• [WHAT THE EXERCISE ASKS]: Emit the data below verbatim, stripping out any pictures.

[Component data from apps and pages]

<<<<

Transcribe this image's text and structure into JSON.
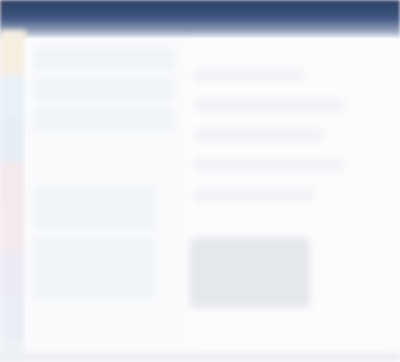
{
  "window": {
    "title": ""
  },
  "colors": {
    "titlebar_dark": "#2e4066",
    "titlebar_mid": "#3f5680",
    "background": "#f8f9fb"
  },
  "sidebar": {
    "items": [
      {
        "icon": "app-icon"
      },
      {
        "icon": "nav-icon"
      },
      {
        "icon": "nav-icon"
      },
      {
        "icon": "nav-icon"
      },
      {
        "icon": "nav-icon"
      },
      {
        "icon": "nav-icon"
      },
      {
        "icon": "nav-icon"
      }
    ]
  },
  "content": {
    "note": ""
  }
}
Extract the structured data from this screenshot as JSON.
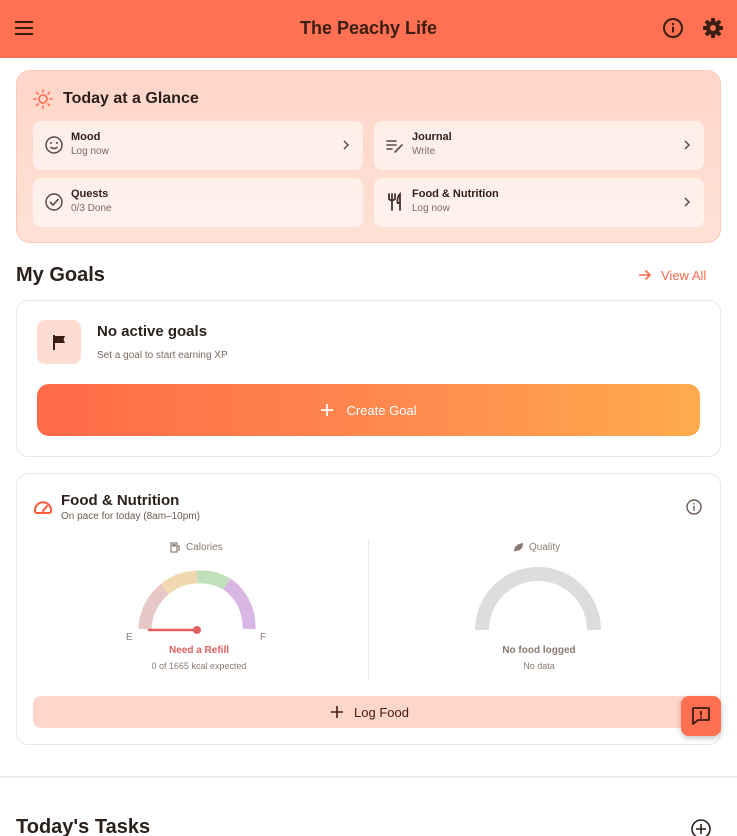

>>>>

• [RESULT FOR THIS TASK]:
Transcribe this image's text and structure into JSON.
{
  "window": {
    "title": ""
  },
  "colors": {
    "titlebar_dark": "#2e4066",
    "titlebar_mid": "#3f5680",
    "background": "#f8f9fb"
  },
  "sidebar": {
    "items": [
      {
        "icon": "app-icon"
      },
      {
        "icon": "nav-icon"
      },
      {
        "icon": "nav-icon"
      },
      {
        "icon": "nav-icon"
      },
      {
        "icon": "nav-icon"
      },
      {
        "icon": "nav-icon"
      },
      {
        "icon": "nav-icon"
      }
    ]
  },
  "content": {
    "note": ""
  }
}
Extract the structured data from this screenshot as JSON.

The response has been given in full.